forward, aiding in balance for walking.

slide10

4) Reduction in the size difference between males

and females.

In hominoids, the size difference between males

and females is a major feature.

Ex: In gorillas and orangutans, the size difference

is sometimes more than two times.

In humans, the average difference is 1.2 times.

slide11

Australopithecines: Early Hominids

and the Origin of Bipedal Posture

Australopithecus africanus: first discovered in

1924 by Raymond Dart.

“Southern Ape of Africa”

Discovered in a South African quarry, the fossil

Evidence was clear that A. africanus walked on

two feet, and had human-like hands and teeth.

Age: 2-3 million years

slide13

In 1974, in the Afar region of Ethiopia, a more

complete skeleton was found.

Nicknamed “Lucy”, she stood only about 1

meter tall.

  • The skeleton was sufficiently different from
  • africanus to be named a new species,
  • Australopithecus afarensus.

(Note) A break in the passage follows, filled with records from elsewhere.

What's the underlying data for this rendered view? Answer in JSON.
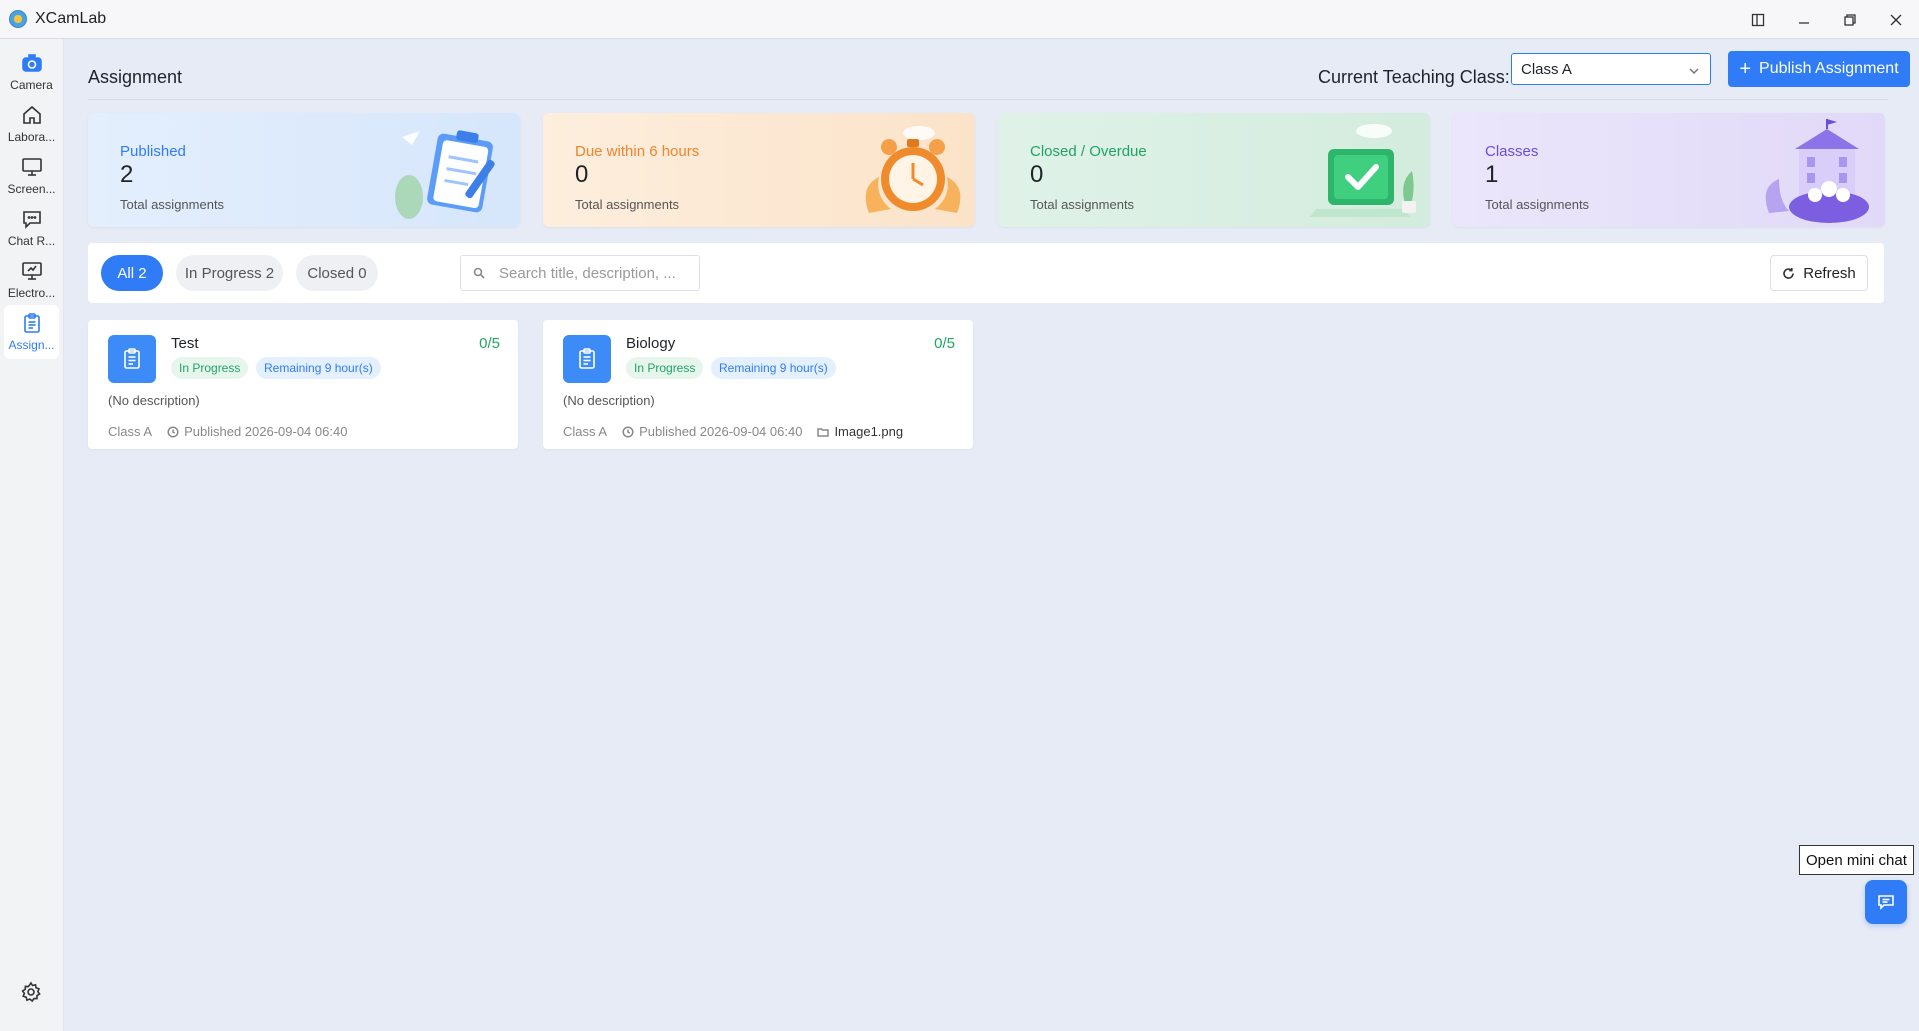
{
  "app": {
    "title": "XCamLab"
  },
  "sidebar": {
    "items": [
      {
        "label": "Camera",
        "icon": "camera-icon"
      },
      {
        "label": "Labora...",
        "icon": "home-icon"
      },
      {
        "label": "Screen...",
        "icon": "monitor-icon"
      },
      {
        "label": "Chat R...",
        "icon": "chat-icon"
      },
      {
        "label": "Electro...",
        "icon": "whiteboard-icon"
      },
      {
        "label": "Assign...",
        "icon": "clipboard-icon",
        "active": true
      }
    ],
    "settings_icon": "gear-icon"
  },
  "header": {
    "title": "Assignment",
    "class_label": "Current Teaching Class:",
    "class_selected": "Class A",
    "publish_label": "Publish Assignment"
  },
  "stats": [
    {
      "title": "Published",
      "value": "2",
      "sub": "Total assignments",
      "color": "#2f7cf6"
    },
    {
      "title": "Due within 6 hours",
      "value": "0",
      "sub": "Total assignments",
      "color": "#f0852d"
    },
    {
      "title": "Closed / Overdue",
      "value": "0",
      "sub": "Total assignments",
      "color": "#21a366"
    },
    {
      "title": "Classes",
      "value": "1",
      "sub": "Total assignments",
      "color": "#6a4fd6"
    }
  ],
  "filters": {
    "all": "All 2",
    "in_progress": "In Progress 2",
    "closed": "Closed 0",
    "search_placeholder": "Search title, description, ...",
    "refresh_label": "Refresh"
  },
  "assignments": [
    {
      "title": "Test",
      "count": "0/5",
      "status": "In Progress",
      "remaining": "Remaining 9 hour(s)",
      "description": "(No description)",
      "class": "Class A",
      "published": "Published 2026-09-04 06:40",
      "file": ""
    },
    {
      "title": "Biology",
      "count": "0/5",
      "status": "In Progress",
      "remaining": "Remaining 9 hour(s)",
      "description": "(No description)",
      "class": "Class A",
      "published": "Published 2026-09-04 06:40",
      "file": "Image1.png"
    }
  ],
  "mini_chat": {
    "tooltip": "Open mini chat"
  },
  "colors": {
    "accent": "#2f7cf6",
    "success": "#21a366",
    "warning": "#f0852d",
    "purple": "#6a4fd6"
  }
}
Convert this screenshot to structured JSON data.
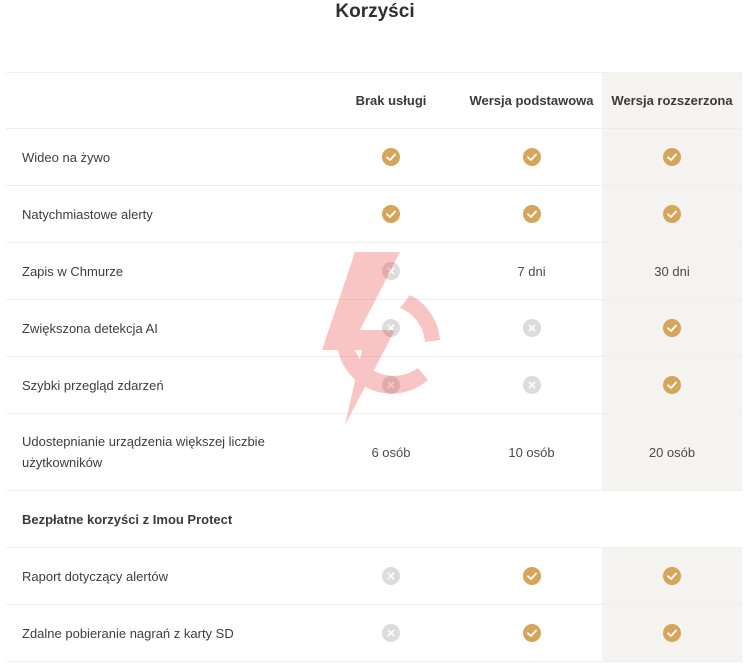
{
  "title": "Korzyści",
  "columns": [
    "",
    "Brak usługi",
    "Wersja podstawowa",
    "Wersja rozszerzona"
  ],
  "icons": {
    "yes": "check-circle-icon",
    "no": "cross-circle-icon"
  },
  "colors": {
    "check": "#d4a55a",
    "cross": "#dcdcdc",
    "highlight_column": "#f5f3ef"
  },
  "rows": [
    {
      "feature": "Wideo na żywo",
      "values": [
        "yes",
        "yes",
        "yes"
      ]
    },
    {
      "feature": "Natychmiastowe alerty",
      "values": [
        "yes",
        "yes",
        "yes"
      ]
    },
    {
      "feature": "Zapis w Chmurze",
      "values": [
        "no",
        "7 dni",
        "30 dni"
      ]
    },
    {
      "feature": "Zwiększona detekcja AI",
      "values": [
        "no",
        "no",
        "yes"
      ]
    },
    {
      "feature": "Szybki przegląd zdarzeń",
      "values": [
        "no",
        "no",
        "yes"
      ]
    },
    {
      "feature": "Udostepnianie urządzenia większej liczbie użytkowników",
      "values": [
        "6 osób",
        "10 osób",
        "20 osób"
      ]
    }
  ],
  "section_title": "Bezpłatne korzyści z Imou Protect",
  "free_rows": [
    {
      "feature": "Raport dotyczący alertów",
      "values": [
        "no",
        "yes",
        "yes"
      ]
    },
    {
      "feature": "Zdalne pobieranie nagrań z karty SD",
      "values": [
        "no",
        "yes",
        "yes"
      ]
    }
  ]
}
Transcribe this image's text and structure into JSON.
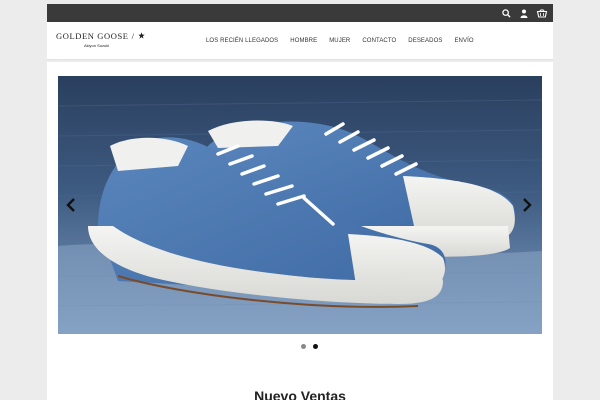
{
  "brand": {
    "name": "GOLDEN GOOSE",
    "separator": "/",
    "subtitle": "Akiyon Suzuki"
  },
  "topbar": {
    "icons": [
      "search-icon",
      "user-icon",
      "cart-icon"
    ]
  },
  "nav": {
    "items": [
      "LOS RECIÉN LLEGADOS",
      "HOMBRE",
      "MUJER",
      "CONTACTO",
      "DESEADOS",
      "ENVÍO"
    ]
  },
  "slider": {
    "slides": 2,
    "active_slide": 2,
    "image": "denim-sneakers-photo"
  },
  "section": {
    "title": "Nuevo Ventas"
  },
  "colors": {
    "topbar": "#3a3a3a",
    "denim": "#3d5f86",
    "accent": "#111111"
  }
}
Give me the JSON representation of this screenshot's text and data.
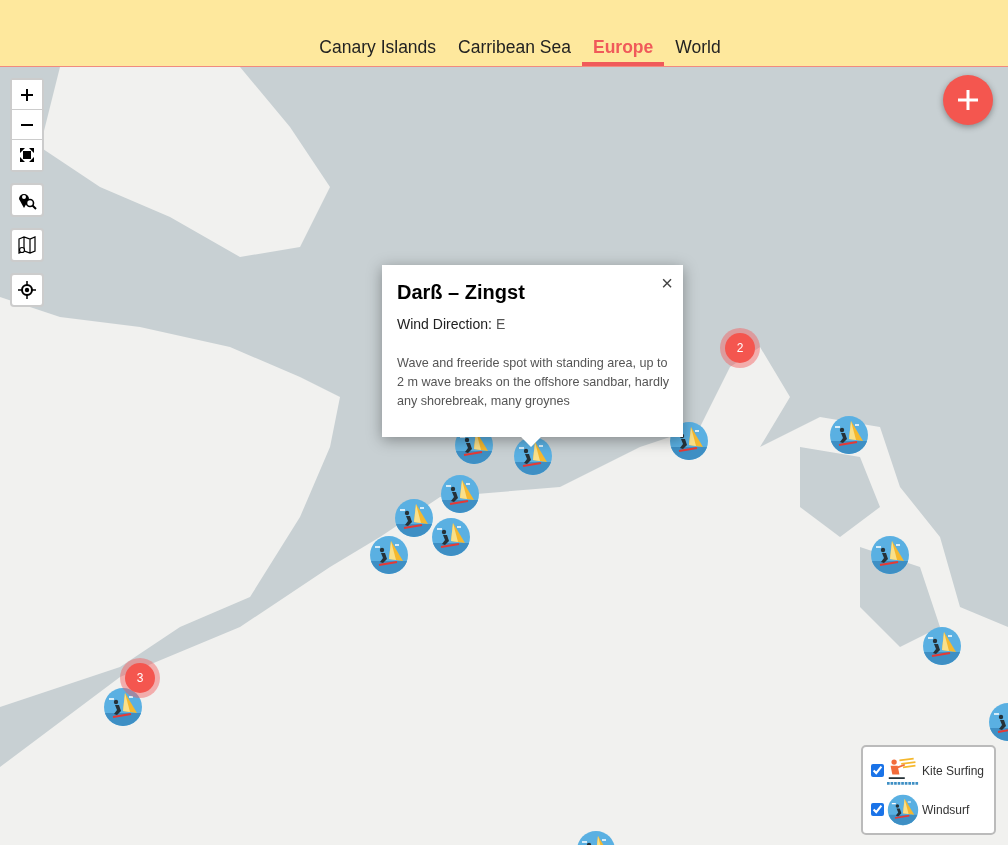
{
  "tabs": [
    {
      "label": "Canary Islands",
      "selected": false
    },
    {
      "label": "Carribean Sea",
      "selected": false
    },
    {
      "label": "Europe",
      "selected": true
    },
    {
      "label": "World",
      "selected": false
    }
  ],
  "clusters": [
    {
      "count": "2"
    },
    {
      "count": "3"
    }
  ],
  "popup": {
    "title": "Darß – Zingst",
    "wind_label": "Wind Direction:",
    "wind_value": "E",
    "description": "Wave and freeride spot with standing area, up to 2 m wave breaks on the offshore sandbar, hardly any shorebreak, many groynes",
    "close": "×"
  },
  "legend": [
    {
      "kind": "kite",
      "label": "Kite Surfing",
      "checked": true
    },
    {
      "kind": "windsurf",
      "label": "Windsurf",
      "checked": true
    }
  ]
}
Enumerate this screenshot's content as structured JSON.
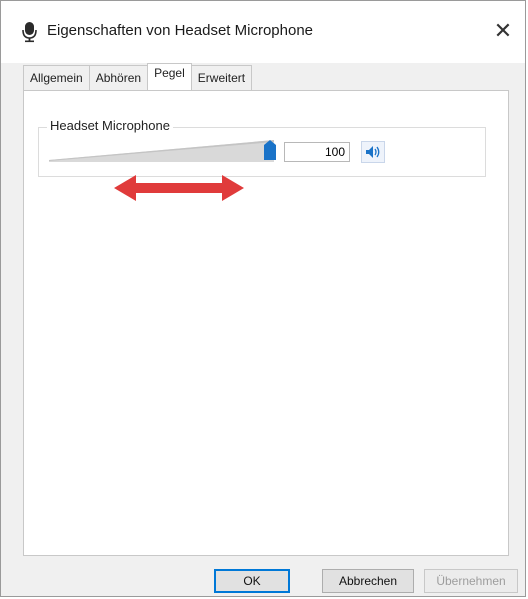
{
  "window": {
    "title": "Eigenschaften von Headset Microphone",
    "icon": "microphone-icon",
    "close_label": "✕"
  },
  "tabs": [
    {
      "label": "Allgemein",
      "active": false
    },
    {
      "label": "Abhören",
      "active": false
    },
    {
      "label": "Pegel",
      "active": true
    },
    {
      "label": "Erweitert",
      "active": false
    }
  ],
  "levels": {
    "group_label": "Headset Microphone",
    "value": "100",
    "slider_level": 1.0,
    "speaker_icon": "speaker-icon"
  },
  "annotation": {
    "icon": "double-arrow-icon",
    "color": "#e03b3b"
  },
  "buttons": {
    "ok": "OK",
    "cancel": "Abbrechen",
    "apply": "Übernehmen"
  }
}
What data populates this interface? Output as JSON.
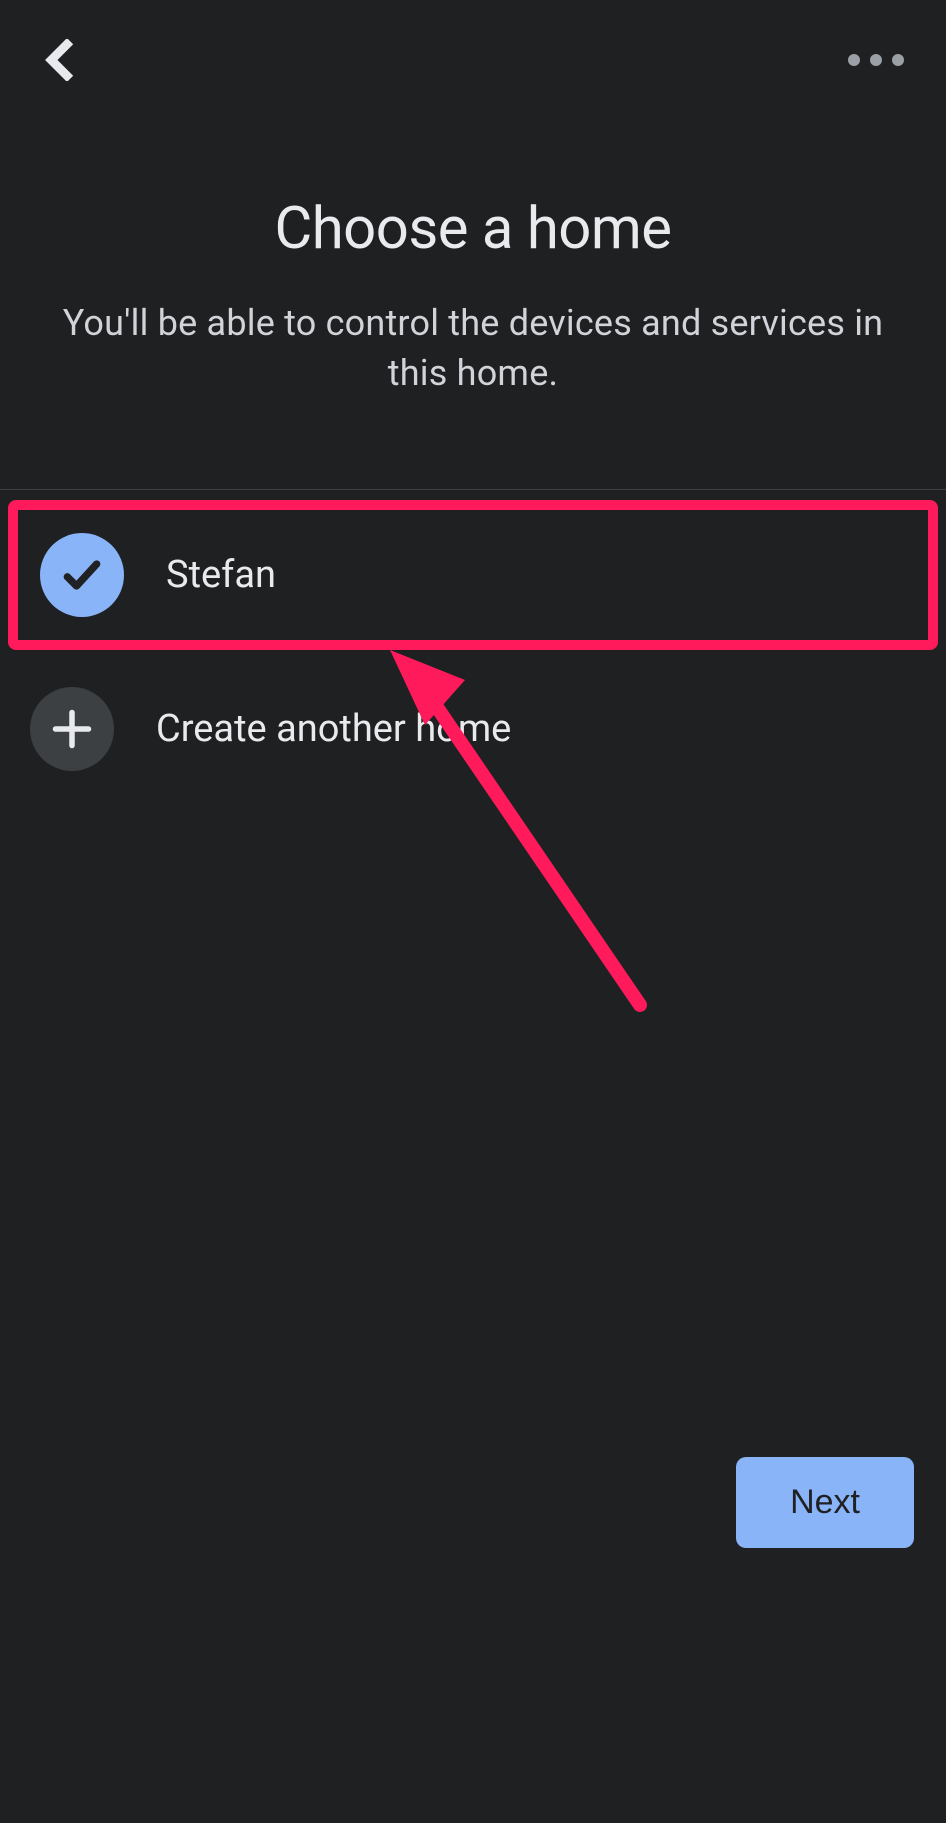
{
  "header": {
    "title": "Choose a home",
    "subtitle": "You'll be able to control the devices and services in this home."
  },
  "homes": [
    {
      "label": "Stefan",
      "selected": true
    }
  ],
  "create_row": {
    "label": "Create another home"
  },
  "footer": {
    "next_label": "Next"
  },
  "colors": {
    "accent": "#8ab4f8",
    "highlight": "#ff1a5b",
    "bg": "#1f2022"
  }
}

The new species was named for the region in

which it was found.

The age given for A. afarensis is approximately

3.5 to 4.5 million years old.

slide14

Fossilized footprints found in Laetoli, Tanzania

confirmed evidence that A. afarensis walked in

a bipedal manner.

Skeletal evidence also indicated that A. afarensis

also led a partially arboreal existence.

  • Long arms in relation to body size suggest that
  • afarensis may have led a mixed savannah-
  • forest existence.
slide17

Australopithecus amanensis

Discovered in 1995 by Mary Leakey, A. amanensis

is one of the oldest known australopithecines.

Fossils found include parts of jawbones, arm

and leg bones. A complete skeleton has not yet

been found.

Dentition is marked more “ape-like”, with larger

canines and a parallel jaw structure.

A fossilized arm joint is more human like than

ape-like.

slide19

Australopithecus robustus

A relative of A. afarensis, this species had a very thick and heavy skull.

  • Robustus was about the same size as
  • A. afarensis, with a large jaw and teeth well
  • adapted to chewing.

This species had a sagittal

crest.

Age: 2.1 – 1.6 mya

slide20

Australopithecus bosei

  • Bosei is very similar to A. robustus, except
  • that its skull and teeth are larger.

Disagreement exists over the placement of

both A. robustus and A. bosei in the hominid

ancestry.

It is widely held now that both

are relatives of A. africanus.

Age: 2.3 – 1.1 mya

slide21

Some Proposals For The Evolution

Of Hominids

  • Australopithecus afarensis was the ancestor
  • both to the later forms of australopithecines and
  • to Homo.

2) Scientists believe that divergence between

Australopithecus and Homo occurred

between 3.0 and 2.5 million years ago.

slide22

3) One branch led to Australopithecus africanus

and then to the more specialized A. robustus and

the variant A. bosei.

4) The other major branch led to Homo habilis,

the earliest member of the genus Homo.

5) Portions of the H. habilis population gave rise

to Homo erectus, and part of the H. erectus

population led to development of Homo sapiens.

slide24

6)Modern man emerged as recently as 40,000

years ago.

7) Examination of the trends in evolution indicate

that not all organ systems have evolved at the

same rates.

The concept that different features of an organism

evolve at different rates is known as mosaic evolution.

8) Efficient bipedal movement is a trait that

appeared very early, and it is probably the single

most important development in the emergence

of man.